Tuesday, January 26, 2016

Lord and Schryver Museum Needs Convenient Bike Parking, rules Hearings Officer

On Friday the Hearings Officer published the decision on the appeal of bike parking at Gaiety Hollow, the home, museum, and garden of Elizabeth Lord and Edith Schryver. The Officer affirmed the City's denial of alternative parking not to code.

Not Lord & Schryver, but maybe a helpful way to think.
Myrtle Card and Ernestine Levy in Salem, circa 1900
(Detail, Oregon State Library)
The Lord & Schryver Conservancy had contested the requirement that the parking be located near the front entry, saying it threatened to violate the historic integrity of the house and garden, which when it was established in the 1930s as the home and offices for Lord & Schryver would not have had bike parking.

Beginning and End of Decision
But the code is fairly clear, and since we routinely allow elevators, drip irrigation, wheelchair ramps, and wireless communication antennae on or at historic buildings, it's hard to see bike parking as any more disruptive.

The decision as issued does not read as a particularly difficult or complicated one, and the Hearings Officer affirmed the requirements of code and the City's insistence on them.

At Gaiety Hollow January 2nd:
"tricked into early bloom" by unseasonable warmth
The Conservancy could appeal to LUBA, but hopefully they will not, and instead will embrace bikes as consistent with early feminism, with the ecological and aesthetic values of the garden, and with historic preservation in general.

The consuming myth of autoism, 1937 - via NYRB
It is cars, of course, that do the greater harm to historic preservation efforts, and this is sometimes a blind spot for preservationists, who might have forgot that Salem's first preservation effort was about a demolition for parking.

David Duniway led the first preservation efforts in Salem.
Not coincidentally, parking was involved.
(See previous notes, including several on the bike parking debate, here.)


Jim Scheppke said...

What would the impact on Gaiety Hollow be if the City decided to build a 150,000 square foot police facility with a 260 space parking garage two blocks away! That is one of the two alternatives that the City Council will consider in late February at a work session and then a public hearing. I think that would change the character of the neighborhood and make it less amenable to walking and biking.

Salem Breakfast on Bikes said...

(Eh, this is a little off topic...but it's also interesting and relevant in a more general way! See the redirect below.)

The truth of the matter is that Mission Street is changing along here, and the long-term trend will not be altered by the presence or absence of a Police Facility at that site. A Police Station might accelerate the trend, but choosing the O'Brien site for a Police Station will not somehow keep Mission Street "pristine" or otherwise free of "encroachment." The block just south of the library will get redeveloped at some point regardless. It's mostly zoned "commercial office" and "commercial retail."

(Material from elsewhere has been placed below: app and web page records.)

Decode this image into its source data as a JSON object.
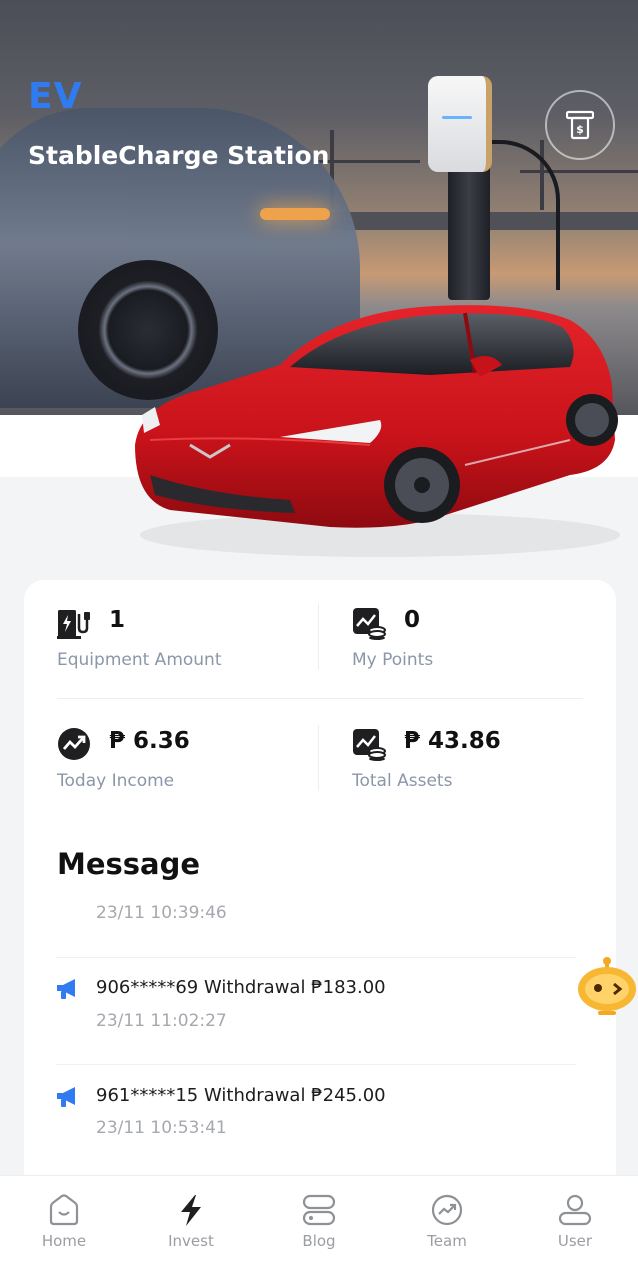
{
  "header": {
    "logo": "EV",
    "title": "StableCharge Station"
  },
  "stats": {
    "equipment": {
      "value": "1",
      "label": "Equipment Amount"
    },
    "points": {
      "value": "0",
      "label": "My Points"
    },
    "today_income": {
      "value": "₱ 6.36",
      "label": "Today Income"
    },
    "total_assets": {
      "value": "₱ 43.86",
      "label": "Total Assets"
    }
  },
  "messages": {
    "title": "Message",
    "items": [
      {
        "text": "",
        "time": "23/11 10:39:46"
      },
      {
        "text": "906*****69 Withdrawal ₱183.00",
        "time": "23/11 11:02:27"
      },
      {
        "text": "961*****15 Withdrawal ₱245.00",
        "time": "23/11 10:53:41"
      }
    ]
  },
  "nav": {
    "items": [
      {
        "label": "Home",
        "icon": "home-icon"
      },
      {
        "label": "Invest",
        "icon": "lightning-icon"
      },
      {
        "label": "Blog",
        "icon": "blog-icon"
      },
      {
        "label": "Team",
        "icon": "team-icon"
      },
      {
        "label": "User",
        "icon": "user-icon"
      }
    ]
  },
  "colors": {
    "accent": "#2f7bef",
    "label": "#8a97a8",
    "car": "#d0161c"
  }
}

If you would like to continue the conversation or debate, let's move the thread to this post on the changing character of Mission Street! It's a worthwhile topic, but just probably not best for here.

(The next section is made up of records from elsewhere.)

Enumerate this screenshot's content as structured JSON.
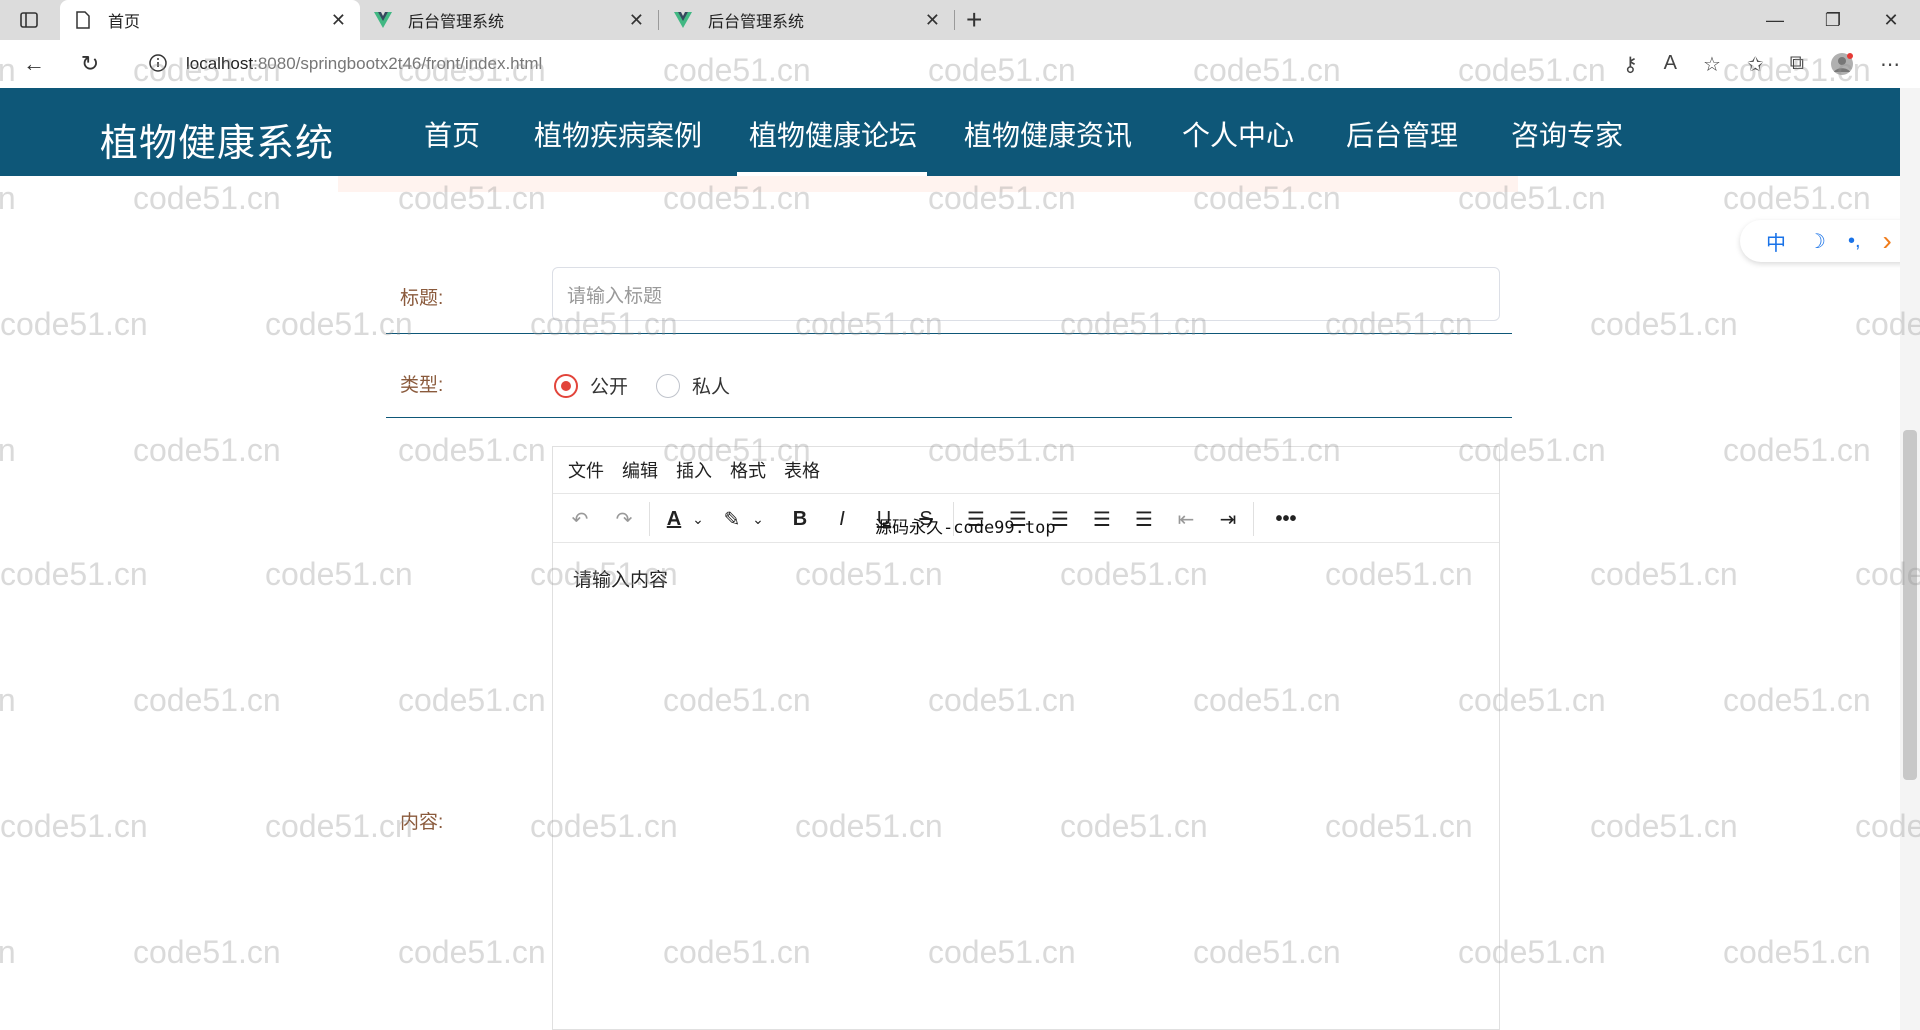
{
  "browser": {
    "tabs": [
      {
        "label": "首页"
      },
      {
        "label": "后台管理系统"
      },
      {
        "label": "后台管理系统"
      }
    ],
    "url_host": "localhost",
    "url_path": ":8080/springbootx2t46/front/index.html"
  },
  "site": {
    "title": "植物健康系统",
    "nav": [
      "首页",
      "植物疾病案例",
      "植物健康论坛",
      "植物健康资讯",
      "个人中心",
      "后台管理",
      "咨询专家"
    ]
  },
  "float_toolbar": [
    "中",
    "☽",
    "•,",
    "›"
  ],
  "form": {
    "title_label": "标题:",
    "title_placeholder": "请输入标题",
    "type_label": "类型:",
    "type_options": [
      "公开",
      "私人"
    ],
    "content_label": "内容:"
  },
  "editor": {
    "menus": [
      "文件",
      "编辑",
      "插入",
      "格式",
      "表格"
    ],
    "content_placeholder": "请输入内容",
    "overlay_text": "源码永久-code99.top"
  },
  "watermark": "code51.cn",
  "colors": {
    "nav_bg": "#0e5778",
    "label": "#8a5a3c",
    "radio_checked": "#e2443a"
  }
}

Let's keep this post for any further discussion of the more narrow question about bike parking at Gaiety Hollow.

Jim Scheppke said...

Ah, you should have been a librarian. Everything in its place!